*WORK TASK*. Show each line from the records below in which the word "JSON" occurs.

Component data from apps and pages

——

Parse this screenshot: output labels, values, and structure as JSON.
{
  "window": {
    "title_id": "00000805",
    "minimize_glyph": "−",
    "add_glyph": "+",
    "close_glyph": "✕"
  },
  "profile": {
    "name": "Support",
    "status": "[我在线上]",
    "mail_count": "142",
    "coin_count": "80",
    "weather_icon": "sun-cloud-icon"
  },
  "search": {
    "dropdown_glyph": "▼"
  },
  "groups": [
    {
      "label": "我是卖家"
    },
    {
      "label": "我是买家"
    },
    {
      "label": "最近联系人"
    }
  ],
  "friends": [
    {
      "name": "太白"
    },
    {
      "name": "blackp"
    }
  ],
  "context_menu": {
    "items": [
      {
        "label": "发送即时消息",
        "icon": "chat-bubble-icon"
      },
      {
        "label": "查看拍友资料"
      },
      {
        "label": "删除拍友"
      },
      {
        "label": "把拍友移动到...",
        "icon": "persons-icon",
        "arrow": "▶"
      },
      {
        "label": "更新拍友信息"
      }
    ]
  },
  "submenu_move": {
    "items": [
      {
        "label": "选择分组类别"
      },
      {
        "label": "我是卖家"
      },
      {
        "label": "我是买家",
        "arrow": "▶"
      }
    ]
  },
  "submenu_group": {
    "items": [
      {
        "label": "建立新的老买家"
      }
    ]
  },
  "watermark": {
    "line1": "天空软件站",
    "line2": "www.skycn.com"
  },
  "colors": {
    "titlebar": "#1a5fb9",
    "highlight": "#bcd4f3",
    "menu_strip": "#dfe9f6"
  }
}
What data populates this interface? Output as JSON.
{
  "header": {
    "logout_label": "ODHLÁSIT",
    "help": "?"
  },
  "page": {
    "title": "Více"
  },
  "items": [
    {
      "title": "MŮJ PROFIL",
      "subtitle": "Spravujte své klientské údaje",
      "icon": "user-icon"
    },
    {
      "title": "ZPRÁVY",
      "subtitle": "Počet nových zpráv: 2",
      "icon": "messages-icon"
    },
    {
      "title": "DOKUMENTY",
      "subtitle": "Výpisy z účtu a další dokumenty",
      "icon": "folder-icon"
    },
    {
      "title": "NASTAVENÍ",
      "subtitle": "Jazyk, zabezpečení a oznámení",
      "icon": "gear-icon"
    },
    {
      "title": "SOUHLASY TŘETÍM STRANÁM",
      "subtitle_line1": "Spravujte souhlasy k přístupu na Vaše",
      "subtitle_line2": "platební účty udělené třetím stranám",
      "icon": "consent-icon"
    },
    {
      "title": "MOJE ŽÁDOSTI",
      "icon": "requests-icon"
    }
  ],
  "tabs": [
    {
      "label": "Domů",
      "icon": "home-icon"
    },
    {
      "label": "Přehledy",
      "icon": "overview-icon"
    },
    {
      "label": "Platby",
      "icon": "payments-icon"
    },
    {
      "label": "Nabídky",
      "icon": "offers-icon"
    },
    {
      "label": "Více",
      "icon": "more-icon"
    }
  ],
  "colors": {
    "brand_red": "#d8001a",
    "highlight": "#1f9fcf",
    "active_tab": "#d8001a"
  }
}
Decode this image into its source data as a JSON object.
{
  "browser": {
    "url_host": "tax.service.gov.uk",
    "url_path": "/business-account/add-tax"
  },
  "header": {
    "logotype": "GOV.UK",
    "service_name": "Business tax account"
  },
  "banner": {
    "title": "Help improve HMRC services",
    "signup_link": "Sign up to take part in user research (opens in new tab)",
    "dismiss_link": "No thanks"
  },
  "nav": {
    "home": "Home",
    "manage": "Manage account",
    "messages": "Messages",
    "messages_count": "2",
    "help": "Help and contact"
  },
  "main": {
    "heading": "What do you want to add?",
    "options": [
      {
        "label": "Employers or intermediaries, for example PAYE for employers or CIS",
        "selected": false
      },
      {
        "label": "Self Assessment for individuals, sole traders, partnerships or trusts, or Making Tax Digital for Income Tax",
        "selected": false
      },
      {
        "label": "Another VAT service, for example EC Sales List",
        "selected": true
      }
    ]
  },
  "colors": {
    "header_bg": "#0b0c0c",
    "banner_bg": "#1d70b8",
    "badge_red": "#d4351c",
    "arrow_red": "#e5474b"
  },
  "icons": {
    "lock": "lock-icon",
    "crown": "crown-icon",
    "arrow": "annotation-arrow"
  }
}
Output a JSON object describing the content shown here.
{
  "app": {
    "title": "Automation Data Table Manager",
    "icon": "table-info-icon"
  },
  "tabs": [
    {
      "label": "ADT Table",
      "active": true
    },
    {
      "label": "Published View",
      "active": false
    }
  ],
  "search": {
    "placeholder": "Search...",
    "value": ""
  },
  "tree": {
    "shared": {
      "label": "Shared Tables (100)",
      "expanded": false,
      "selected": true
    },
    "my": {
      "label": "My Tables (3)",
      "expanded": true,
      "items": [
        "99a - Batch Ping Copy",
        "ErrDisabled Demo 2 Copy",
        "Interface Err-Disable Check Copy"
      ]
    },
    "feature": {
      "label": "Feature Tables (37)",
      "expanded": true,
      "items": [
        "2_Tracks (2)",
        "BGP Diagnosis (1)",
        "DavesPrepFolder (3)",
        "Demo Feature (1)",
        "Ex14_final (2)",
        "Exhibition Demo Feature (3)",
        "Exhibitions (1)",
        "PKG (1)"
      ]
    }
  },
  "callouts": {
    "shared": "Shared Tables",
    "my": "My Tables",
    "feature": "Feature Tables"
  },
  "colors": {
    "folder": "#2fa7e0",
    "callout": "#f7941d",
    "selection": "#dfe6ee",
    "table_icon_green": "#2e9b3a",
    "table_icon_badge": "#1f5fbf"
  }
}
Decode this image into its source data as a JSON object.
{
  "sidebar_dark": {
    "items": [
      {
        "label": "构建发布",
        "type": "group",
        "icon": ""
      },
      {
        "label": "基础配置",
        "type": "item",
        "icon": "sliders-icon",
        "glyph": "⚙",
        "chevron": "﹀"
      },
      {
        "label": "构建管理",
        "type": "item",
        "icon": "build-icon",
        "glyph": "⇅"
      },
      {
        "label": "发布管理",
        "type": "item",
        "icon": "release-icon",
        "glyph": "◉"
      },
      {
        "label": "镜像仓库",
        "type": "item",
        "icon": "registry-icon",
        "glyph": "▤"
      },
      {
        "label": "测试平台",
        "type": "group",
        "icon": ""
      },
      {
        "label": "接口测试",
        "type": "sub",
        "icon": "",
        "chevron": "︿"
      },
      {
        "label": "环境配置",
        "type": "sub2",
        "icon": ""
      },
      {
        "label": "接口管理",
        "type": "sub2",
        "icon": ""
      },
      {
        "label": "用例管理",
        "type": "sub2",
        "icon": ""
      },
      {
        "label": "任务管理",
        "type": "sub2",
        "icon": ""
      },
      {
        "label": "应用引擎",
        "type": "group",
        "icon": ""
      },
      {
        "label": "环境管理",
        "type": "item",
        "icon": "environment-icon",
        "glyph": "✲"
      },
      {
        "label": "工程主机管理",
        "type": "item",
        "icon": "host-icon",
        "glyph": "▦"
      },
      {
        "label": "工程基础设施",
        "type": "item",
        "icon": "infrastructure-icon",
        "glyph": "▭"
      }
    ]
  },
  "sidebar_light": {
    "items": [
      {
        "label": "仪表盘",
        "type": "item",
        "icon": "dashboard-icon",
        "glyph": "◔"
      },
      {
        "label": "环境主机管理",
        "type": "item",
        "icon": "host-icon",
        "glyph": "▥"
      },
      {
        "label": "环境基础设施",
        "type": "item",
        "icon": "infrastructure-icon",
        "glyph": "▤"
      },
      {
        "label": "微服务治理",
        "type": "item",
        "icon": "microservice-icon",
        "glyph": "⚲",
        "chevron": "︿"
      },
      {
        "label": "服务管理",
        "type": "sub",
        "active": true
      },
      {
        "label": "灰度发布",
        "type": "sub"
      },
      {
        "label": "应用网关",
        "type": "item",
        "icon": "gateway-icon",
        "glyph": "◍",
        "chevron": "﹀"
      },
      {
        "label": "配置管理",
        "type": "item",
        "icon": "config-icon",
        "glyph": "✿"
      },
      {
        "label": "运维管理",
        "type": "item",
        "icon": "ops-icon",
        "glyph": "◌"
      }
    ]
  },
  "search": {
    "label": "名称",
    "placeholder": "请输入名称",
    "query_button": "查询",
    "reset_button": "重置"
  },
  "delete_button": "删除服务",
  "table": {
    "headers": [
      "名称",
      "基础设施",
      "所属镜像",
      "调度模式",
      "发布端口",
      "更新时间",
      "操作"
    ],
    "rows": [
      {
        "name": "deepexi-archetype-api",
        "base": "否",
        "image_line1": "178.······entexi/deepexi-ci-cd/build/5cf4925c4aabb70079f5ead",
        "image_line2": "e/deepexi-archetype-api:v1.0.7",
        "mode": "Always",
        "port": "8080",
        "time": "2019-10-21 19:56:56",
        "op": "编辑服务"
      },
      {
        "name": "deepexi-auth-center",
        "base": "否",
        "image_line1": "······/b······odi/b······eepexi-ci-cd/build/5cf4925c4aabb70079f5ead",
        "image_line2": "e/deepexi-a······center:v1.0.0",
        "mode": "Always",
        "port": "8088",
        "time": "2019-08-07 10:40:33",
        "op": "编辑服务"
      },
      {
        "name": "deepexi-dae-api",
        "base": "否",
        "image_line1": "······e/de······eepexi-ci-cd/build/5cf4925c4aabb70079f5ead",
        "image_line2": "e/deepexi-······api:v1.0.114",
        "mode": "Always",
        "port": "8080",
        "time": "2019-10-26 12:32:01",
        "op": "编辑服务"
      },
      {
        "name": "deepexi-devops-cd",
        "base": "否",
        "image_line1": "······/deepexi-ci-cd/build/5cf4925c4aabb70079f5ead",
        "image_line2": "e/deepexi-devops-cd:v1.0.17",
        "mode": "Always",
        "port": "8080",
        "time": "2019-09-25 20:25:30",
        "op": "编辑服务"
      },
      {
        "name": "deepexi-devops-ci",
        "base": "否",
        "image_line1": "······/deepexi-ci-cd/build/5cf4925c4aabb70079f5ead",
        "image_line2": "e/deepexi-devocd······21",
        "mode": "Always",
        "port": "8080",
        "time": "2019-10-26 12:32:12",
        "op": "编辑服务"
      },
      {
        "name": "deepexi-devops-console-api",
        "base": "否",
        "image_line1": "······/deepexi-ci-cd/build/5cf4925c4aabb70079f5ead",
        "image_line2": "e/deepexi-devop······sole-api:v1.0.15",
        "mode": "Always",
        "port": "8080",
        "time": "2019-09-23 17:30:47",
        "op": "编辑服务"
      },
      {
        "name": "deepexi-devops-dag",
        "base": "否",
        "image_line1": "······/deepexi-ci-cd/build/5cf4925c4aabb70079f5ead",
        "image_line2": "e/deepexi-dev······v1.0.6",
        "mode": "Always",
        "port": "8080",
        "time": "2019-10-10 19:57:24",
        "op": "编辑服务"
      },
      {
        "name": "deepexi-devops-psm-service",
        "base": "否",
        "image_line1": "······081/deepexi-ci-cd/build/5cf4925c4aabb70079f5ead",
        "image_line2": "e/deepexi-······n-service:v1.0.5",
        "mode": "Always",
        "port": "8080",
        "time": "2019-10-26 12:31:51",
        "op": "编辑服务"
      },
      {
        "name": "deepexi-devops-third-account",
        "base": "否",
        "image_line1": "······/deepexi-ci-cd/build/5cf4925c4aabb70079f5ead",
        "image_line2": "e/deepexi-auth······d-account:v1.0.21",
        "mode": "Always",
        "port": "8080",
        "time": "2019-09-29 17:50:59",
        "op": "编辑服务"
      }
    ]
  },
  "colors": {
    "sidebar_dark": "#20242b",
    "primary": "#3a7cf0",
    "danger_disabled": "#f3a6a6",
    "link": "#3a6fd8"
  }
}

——

*SOLUTION TO THIS EXERCISE*.
Parse this screenshot: output labels, values, and structure as JSON.
What data populates this interface? Output as JSON.
Decode this image into its source data as a JSON object.
Output a JSON object describing the content shown here.
Decode this image into its source data as a JSON object.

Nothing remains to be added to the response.